Remember, please, what I have said and written so often. There are all sorts of political, economic, ecological problems which will prove too much for us if we forget that time is given into our keeping. Funerals are an opportunity to remember.

Time is both gift and responsibility, responsibility and gift. How can that be?

There is a beat to be caught, a beat in which gift and responsibility come together. Funerals are an opportunity to catch that beat, together, living and dead, and to hold it in our keeping. Think of that when you go on to refresh yourselves after this service, as I hope you will. The change of mood between church and the refreshment afterwards can be difficult. But it is in just such changes of mood that we can catch the beat of time.
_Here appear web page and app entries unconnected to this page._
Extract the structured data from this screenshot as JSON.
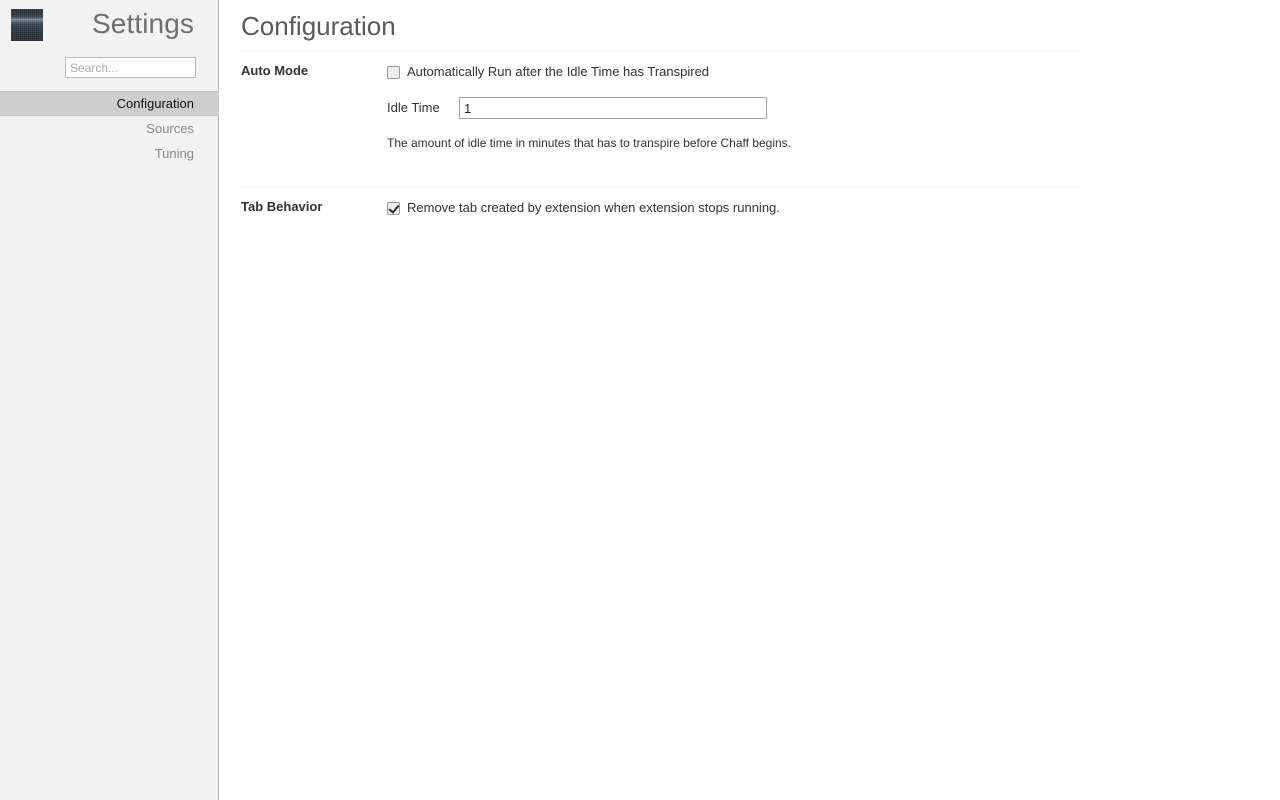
{
  "sidebar": {
    "logo_icon": "extension-logo-icon",
    "title": "Settings",
    "search": {
      "placeholder": "Search...",
      "value": ""
    },
    "items": [
      {
        "label": "Configuration",
        "selected": true
      },
      {
        "label": "Sources",
        "selected": false
      },
      {
        "label": "Tuning",
        "selected": false
      }
    ]
  },
  "content": {
    "page_title": "Configuration",
    "sections": [
      {
        "label": "Auto Mode",
        "checkbox_label": "Automatically Run after the Idle Time has Transpired",
        "checkbox_checked": false,
        "idle_label": "Idle Time",
        "idle_value": "1",
        "help_text": "The amount of idle time in minutes that has to transpire before Chaff begins."
      },
      {
        "label": "Tab Behavior",
        "checkbox_label": "Remove tab created by extension when extension stops running.",
        "checkbox_checked": true
      }
    ]
  },
  "colors": {
    "sidebar_bg": "#f2f2f2",
    "sidebar_border": "#b5b5b5",
    "selected_bg": "#cecece",
    "title_gray": "#6f6f6f",
    "divider": "#eeeeee",
    "text_dark": "#333333",
    "text_muted": "#8a8a8a"
  }
}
Remember another Shakespeare text, from Twelfth Night, the reply to Malvolio’s ‘Is there no respect of place, persons, nor time in you?’, to which Sir Toby answers ‘We did keep time, sir, in our catches’.

Oh, our catches! Some of you will have shared with me in our week ends at Hawkwood, when we used to enact all those stories and plays together. Can you remember the catch of breath as we moved from rehearsal to live performance?

In rehearsal, we could always start again, yet there was never enough time. In performance, we just had to go on, yet there was always the time we needed. As we moved from rehearsal to live performance, time changed. Its tense was different. That change in tense brought the play to life.

The same change in tense is with us now. This place is charged with it.

Tell me: which of us is in rehearsal, which in live performance?

There is never enough time. There is all the time we need. Somehow (God only knows how) both are true, if only we can catch the beat.

Which is why we are here. Now. Hereafter. Like it was and like it will be, it is still ‘once upon a time’.

Still. A still beat. We are come together, to catch that beat.’ you and I,